What to do
Using the records below, count the lines containing "Codes" and give only the total.

[Extracted records — start]

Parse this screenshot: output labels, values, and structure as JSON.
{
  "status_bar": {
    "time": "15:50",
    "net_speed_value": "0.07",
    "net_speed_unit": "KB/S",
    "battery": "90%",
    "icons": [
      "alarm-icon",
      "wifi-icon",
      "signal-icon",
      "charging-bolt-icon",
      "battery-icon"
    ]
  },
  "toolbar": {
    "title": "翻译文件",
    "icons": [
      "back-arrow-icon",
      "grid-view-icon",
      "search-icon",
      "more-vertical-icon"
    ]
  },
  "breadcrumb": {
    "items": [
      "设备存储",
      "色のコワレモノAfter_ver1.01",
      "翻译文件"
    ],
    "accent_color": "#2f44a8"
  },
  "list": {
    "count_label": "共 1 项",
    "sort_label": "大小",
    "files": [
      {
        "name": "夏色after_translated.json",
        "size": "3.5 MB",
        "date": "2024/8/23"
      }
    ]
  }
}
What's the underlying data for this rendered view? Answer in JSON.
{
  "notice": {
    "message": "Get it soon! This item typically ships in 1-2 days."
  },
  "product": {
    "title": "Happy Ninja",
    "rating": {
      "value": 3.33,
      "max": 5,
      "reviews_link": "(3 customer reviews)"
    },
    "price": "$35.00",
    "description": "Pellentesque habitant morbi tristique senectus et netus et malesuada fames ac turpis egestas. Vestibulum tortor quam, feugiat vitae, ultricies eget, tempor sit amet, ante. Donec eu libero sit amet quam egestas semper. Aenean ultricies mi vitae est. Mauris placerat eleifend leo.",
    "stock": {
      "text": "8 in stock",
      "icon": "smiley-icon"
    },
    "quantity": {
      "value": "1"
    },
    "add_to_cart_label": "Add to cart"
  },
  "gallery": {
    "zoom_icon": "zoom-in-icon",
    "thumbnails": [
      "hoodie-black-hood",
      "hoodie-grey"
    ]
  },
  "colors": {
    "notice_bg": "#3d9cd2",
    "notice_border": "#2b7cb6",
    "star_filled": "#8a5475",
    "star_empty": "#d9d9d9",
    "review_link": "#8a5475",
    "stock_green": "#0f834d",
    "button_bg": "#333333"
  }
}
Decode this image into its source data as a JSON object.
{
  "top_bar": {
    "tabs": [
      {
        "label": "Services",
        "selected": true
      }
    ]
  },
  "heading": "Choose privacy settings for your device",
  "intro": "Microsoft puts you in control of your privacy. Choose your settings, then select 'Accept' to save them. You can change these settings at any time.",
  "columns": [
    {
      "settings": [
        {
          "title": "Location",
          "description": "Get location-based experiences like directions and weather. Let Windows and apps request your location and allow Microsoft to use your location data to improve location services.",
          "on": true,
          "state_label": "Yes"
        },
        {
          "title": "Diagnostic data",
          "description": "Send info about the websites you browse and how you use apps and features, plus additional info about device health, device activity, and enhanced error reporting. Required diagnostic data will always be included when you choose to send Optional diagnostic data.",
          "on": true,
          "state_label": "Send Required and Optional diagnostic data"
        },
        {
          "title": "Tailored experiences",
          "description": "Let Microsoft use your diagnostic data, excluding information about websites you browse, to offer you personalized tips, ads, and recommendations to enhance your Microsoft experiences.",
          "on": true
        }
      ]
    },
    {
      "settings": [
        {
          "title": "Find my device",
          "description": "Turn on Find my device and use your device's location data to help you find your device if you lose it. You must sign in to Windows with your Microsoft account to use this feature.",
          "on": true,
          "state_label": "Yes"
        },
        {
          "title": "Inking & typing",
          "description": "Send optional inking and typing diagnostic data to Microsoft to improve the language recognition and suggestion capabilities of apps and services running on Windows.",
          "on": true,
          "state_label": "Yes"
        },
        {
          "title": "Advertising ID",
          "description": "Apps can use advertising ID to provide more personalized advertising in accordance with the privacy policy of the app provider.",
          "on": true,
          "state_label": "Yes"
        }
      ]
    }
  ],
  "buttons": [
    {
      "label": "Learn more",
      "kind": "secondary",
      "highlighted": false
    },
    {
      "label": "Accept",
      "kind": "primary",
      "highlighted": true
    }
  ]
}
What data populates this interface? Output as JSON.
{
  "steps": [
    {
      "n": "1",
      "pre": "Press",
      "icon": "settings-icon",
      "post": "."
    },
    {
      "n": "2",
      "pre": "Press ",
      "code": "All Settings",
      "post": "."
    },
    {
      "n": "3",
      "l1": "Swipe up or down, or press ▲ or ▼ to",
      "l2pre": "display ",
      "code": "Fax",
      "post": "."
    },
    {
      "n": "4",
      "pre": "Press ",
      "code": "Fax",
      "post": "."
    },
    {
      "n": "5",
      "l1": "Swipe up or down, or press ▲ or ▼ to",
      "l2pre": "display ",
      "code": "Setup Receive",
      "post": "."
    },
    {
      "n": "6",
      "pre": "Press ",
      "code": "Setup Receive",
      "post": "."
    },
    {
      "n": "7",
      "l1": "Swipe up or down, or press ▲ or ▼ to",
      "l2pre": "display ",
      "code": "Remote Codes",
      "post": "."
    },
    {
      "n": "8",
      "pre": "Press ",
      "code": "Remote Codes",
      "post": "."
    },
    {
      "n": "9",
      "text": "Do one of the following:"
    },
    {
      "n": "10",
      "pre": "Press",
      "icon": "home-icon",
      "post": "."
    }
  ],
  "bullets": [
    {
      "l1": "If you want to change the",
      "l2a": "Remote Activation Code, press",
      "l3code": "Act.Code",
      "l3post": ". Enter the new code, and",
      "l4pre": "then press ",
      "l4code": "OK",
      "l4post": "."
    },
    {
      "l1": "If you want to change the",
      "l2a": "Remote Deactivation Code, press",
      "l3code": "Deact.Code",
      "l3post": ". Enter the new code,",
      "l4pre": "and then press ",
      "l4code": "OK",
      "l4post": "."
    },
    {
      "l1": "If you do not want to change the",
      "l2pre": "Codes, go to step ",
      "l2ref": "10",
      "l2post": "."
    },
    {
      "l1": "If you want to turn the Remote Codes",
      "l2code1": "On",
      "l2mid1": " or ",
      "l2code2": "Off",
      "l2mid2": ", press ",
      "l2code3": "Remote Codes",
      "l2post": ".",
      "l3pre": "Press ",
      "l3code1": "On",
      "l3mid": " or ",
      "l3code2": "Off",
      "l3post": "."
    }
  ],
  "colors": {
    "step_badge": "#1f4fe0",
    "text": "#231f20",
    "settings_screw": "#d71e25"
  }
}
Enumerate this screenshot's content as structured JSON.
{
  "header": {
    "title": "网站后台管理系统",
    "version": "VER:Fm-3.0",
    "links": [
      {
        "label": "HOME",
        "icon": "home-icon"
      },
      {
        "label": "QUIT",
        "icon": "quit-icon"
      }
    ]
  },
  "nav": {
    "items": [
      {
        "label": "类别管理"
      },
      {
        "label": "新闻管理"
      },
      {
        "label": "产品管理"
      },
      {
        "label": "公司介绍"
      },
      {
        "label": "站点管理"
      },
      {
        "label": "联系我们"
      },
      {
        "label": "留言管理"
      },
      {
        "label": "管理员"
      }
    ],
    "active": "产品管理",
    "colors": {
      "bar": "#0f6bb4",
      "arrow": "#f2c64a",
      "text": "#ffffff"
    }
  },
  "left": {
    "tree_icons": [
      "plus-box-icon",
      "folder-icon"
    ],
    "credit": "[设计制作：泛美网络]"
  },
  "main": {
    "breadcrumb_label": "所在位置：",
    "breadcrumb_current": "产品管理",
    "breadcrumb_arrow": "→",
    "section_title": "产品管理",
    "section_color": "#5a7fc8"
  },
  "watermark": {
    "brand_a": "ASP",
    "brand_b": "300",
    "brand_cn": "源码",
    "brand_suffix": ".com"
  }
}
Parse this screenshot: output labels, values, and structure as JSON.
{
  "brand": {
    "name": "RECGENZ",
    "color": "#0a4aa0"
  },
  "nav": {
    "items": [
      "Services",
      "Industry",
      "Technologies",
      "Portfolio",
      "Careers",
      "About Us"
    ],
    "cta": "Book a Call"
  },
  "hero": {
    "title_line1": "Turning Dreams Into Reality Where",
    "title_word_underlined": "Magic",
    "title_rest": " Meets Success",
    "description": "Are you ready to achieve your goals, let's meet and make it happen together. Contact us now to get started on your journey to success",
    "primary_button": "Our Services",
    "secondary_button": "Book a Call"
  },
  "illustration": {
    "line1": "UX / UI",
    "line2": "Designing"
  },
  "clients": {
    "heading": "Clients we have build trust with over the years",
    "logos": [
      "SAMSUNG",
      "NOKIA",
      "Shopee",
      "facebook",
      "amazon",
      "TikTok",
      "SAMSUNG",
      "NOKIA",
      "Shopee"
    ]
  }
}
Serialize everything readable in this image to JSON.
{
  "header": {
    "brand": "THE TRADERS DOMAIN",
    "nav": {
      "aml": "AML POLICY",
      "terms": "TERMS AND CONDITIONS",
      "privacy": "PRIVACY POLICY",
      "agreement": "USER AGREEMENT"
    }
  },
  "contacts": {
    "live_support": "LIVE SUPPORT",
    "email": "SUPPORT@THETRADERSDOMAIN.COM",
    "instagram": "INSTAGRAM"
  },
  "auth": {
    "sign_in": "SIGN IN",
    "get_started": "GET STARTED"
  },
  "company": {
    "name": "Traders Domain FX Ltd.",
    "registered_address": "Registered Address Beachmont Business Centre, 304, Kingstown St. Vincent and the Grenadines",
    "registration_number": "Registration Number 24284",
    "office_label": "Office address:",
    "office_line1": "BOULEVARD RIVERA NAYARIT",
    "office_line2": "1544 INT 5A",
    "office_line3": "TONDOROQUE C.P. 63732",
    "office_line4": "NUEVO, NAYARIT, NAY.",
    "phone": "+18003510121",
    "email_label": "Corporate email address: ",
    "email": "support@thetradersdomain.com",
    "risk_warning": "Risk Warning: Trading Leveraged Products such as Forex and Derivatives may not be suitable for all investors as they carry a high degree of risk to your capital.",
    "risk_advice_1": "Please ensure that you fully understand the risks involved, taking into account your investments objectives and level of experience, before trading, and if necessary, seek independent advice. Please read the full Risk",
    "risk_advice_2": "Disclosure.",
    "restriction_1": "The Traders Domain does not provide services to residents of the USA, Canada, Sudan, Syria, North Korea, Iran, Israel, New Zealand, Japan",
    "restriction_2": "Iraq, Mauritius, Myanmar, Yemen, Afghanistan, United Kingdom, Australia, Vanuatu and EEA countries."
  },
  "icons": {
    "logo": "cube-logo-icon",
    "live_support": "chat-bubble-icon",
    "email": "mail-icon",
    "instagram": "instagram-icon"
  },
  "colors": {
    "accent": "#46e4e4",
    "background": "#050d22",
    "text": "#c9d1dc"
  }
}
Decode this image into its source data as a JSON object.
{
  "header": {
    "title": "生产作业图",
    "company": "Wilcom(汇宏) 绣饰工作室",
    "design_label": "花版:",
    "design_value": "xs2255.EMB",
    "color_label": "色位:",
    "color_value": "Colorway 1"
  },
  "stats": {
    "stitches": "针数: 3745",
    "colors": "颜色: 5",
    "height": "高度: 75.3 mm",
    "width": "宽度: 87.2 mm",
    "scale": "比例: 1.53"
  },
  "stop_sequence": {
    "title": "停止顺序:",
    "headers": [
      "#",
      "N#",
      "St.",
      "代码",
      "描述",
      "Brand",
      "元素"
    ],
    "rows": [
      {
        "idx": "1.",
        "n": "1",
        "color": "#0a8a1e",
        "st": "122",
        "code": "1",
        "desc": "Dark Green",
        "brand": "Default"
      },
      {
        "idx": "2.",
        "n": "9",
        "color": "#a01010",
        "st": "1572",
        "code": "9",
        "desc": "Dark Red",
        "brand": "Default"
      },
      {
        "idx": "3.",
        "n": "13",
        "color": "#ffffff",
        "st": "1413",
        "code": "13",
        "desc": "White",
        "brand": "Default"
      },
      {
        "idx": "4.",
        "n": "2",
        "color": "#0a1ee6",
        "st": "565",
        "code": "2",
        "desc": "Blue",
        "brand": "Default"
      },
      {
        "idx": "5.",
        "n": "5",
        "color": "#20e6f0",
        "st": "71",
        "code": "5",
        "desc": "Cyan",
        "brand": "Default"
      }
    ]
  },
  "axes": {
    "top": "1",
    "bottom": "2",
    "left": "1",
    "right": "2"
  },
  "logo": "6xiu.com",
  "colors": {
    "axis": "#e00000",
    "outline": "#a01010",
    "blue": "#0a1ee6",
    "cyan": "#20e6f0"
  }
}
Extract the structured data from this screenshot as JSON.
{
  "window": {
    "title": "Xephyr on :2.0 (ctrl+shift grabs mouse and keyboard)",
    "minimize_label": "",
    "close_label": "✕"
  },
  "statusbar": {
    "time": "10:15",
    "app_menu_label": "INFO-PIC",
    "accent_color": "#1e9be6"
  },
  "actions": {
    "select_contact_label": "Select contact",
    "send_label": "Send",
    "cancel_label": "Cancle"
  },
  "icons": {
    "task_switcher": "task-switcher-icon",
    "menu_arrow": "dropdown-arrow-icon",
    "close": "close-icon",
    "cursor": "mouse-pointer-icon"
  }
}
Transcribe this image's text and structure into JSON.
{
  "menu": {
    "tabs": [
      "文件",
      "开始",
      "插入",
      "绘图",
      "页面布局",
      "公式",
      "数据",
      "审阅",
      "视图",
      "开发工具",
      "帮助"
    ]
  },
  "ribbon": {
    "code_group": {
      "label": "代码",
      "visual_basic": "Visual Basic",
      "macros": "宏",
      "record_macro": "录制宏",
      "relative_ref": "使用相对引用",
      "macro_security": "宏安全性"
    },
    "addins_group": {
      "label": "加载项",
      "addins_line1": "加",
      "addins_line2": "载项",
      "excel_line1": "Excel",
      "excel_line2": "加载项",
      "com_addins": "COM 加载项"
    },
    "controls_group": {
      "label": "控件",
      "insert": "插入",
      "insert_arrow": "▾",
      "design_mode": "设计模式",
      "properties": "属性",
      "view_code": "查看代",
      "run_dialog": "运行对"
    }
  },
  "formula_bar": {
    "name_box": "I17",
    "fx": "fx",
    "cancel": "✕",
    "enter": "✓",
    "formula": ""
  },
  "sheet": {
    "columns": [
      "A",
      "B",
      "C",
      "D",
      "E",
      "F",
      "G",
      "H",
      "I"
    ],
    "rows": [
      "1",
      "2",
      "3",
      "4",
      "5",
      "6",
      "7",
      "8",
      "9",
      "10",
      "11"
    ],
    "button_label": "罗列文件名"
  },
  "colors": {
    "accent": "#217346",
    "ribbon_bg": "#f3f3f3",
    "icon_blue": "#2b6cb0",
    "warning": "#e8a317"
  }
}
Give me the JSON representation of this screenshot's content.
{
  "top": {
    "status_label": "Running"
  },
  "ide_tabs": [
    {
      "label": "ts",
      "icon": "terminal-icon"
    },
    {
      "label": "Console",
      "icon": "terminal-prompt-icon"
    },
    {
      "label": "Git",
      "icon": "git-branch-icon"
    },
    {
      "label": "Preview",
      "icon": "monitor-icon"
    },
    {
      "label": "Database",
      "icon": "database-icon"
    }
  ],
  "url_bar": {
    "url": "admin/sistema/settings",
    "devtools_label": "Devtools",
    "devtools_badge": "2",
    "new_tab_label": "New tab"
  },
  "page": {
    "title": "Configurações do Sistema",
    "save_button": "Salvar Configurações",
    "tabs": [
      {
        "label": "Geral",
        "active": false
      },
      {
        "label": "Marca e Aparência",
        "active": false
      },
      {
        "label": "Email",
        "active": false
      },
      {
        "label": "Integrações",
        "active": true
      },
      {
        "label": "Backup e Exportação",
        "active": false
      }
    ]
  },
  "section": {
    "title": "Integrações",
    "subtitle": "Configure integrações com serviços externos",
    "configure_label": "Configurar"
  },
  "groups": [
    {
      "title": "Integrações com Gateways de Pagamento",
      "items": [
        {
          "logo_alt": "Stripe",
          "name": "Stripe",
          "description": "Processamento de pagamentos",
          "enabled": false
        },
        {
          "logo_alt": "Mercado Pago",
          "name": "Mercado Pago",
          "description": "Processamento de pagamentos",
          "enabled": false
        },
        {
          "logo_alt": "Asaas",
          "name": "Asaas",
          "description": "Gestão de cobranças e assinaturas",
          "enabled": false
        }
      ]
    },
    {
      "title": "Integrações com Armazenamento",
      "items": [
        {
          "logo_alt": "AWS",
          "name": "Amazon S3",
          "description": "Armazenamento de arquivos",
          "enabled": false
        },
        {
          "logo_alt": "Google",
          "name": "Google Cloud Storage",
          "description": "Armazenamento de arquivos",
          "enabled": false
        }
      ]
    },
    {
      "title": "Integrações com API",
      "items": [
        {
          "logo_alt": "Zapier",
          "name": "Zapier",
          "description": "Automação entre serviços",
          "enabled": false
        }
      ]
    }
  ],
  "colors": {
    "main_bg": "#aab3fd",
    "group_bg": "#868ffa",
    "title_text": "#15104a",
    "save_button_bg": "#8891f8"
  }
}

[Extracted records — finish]

Output
5